* _AIM OF THE EXERCISE_
With nothing added and nothing dropped, copy the entire listing.

═══

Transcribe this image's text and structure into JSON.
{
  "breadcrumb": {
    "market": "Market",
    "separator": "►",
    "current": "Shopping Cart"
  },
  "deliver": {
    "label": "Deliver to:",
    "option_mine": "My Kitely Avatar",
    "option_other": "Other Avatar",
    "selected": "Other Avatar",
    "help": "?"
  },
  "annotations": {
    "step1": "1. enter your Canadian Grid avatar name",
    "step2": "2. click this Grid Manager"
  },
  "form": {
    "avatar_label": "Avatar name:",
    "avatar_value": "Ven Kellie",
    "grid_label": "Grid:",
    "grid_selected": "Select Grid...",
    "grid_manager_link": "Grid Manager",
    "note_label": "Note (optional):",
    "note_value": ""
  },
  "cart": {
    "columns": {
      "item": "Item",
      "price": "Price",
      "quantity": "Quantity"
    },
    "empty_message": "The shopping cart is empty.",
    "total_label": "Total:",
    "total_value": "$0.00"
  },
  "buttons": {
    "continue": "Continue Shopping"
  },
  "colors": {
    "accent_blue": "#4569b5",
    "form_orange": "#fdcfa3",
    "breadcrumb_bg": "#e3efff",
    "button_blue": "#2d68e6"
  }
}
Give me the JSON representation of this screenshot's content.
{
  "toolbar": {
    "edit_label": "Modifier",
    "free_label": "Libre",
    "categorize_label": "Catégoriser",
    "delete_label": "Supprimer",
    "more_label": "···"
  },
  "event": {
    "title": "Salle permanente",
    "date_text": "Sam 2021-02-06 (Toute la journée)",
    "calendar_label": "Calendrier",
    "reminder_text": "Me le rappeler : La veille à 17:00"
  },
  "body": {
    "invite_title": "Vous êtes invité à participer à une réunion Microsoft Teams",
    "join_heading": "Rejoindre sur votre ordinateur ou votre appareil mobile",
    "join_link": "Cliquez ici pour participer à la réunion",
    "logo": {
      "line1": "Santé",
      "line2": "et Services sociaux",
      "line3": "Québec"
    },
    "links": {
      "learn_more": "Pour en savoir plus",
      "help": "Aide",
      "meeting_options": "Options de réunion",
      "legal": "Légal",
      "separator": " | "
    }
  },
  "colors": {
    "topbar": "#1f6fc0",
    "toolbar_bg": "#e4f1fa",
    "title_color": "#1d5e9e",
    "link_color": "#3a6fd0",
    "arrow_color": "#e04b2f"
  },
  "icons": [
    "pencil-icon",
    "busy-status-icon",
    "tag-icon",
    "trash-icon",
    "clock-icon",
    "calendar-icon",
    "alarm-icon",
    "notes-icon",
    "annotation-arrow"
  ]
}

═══

* _ANSWER FOR THIS EXERCISE_
Transcribe this image's text and structure into JSON.
{
  "breadcrumb": {
    "market": "Market",
    "separator": "►",
    "current": "Shopping Cart"
  },
  "deliver": {
    "label": "Deliver to:",
    "option_mine": "My Kitely Avatar",
    "option_other": "Other Avatar",
    "selected": "Other Avatar",
    "help": "?"
  },
  "annotations": {
    "step1": "1. enter your Canadian Grid avatar name",
    "step2": "2. click this Grid Manager"
  },
  "form": {
    "avatar_label": "Avatar name:",
    "avatar_value": "Ven Kellie",
    "grid_label": "Grid:",
    "grid_selected": "Select Grid...",
    "grid_manager_link": "Grid Manager",
    "note_label": "Note (optional):",
    "note_value": ""
  },
  "cart": {
    "columns": {
      "item": "Item",
      "price": "Price",
      "quantity": "Quantity"
    },
    "empty_message": "The shopping cart is empty.",
    "total_label": "Total:",
    "total_value": "$0.00"
  },
  "buttons": {
    "continue": "Continue Shopping"
  },
  "colors": {
    "accent_blue": "#4569b5",
    "form_orange": "#fdcfa3",
    "breadcrumb_bg": "#e3efff",
    "button_blue": "#2d68e6"
  }
}
Give me the JSON representation of this screenshot's content.
{
  "toolbar": {
    "edit_label": "Modifier",
    "free_label": "Libre",
    "categorize_label": "Catégoriser",
    "delete_label": "Supprimer",
    "more_label": "···"
  },
  "event": {
    "title": "Salle permanente",
    "date_text": "Sam 2021-02-06 (Toute la journée)",
    "calendar_label": "Calendrier",
    "reminder_text": "Me le rappeler : La veille à 17:00"
  },
  "body": {
    "invite_title": "Vous êtes invité à participer à une réunion Microsoft Teams",
    "join_heading": "Rejoindre sur votre ordinateur ou votre appareil mobile",
    "join_link": "Cliquez ici pour participer à la réunion",
    "logo": {
      "line1": "Santé",
      "line2": "et Services sociaux",
      "line3": "Québec"
    },
    "links": {
      "learn_more": "Pour en savoir plus",
      "help": "Aide",
      "meeting_options": "Options de réunion",
      "legal": "Légal",
      "separator": " | "
    }
  },
  "colors": {
    "topbar": "#1f6fc0",
    "toolbar_bg": "#e4f1fa",
    "title_color": "#1d5e9e",
    "link_color": "#3a6fd0",
    "arrow_color": "#e04b2f"
  },
  "icons": [
    "pencil-icon",
    "busy-status-icon",
    "tag-icon",
    "trash-icon",
    "clock-icon",
    "calendar-icon",
    "alarm-icon",
    "notes-icon",
    "annotation-arrow"
  ]
}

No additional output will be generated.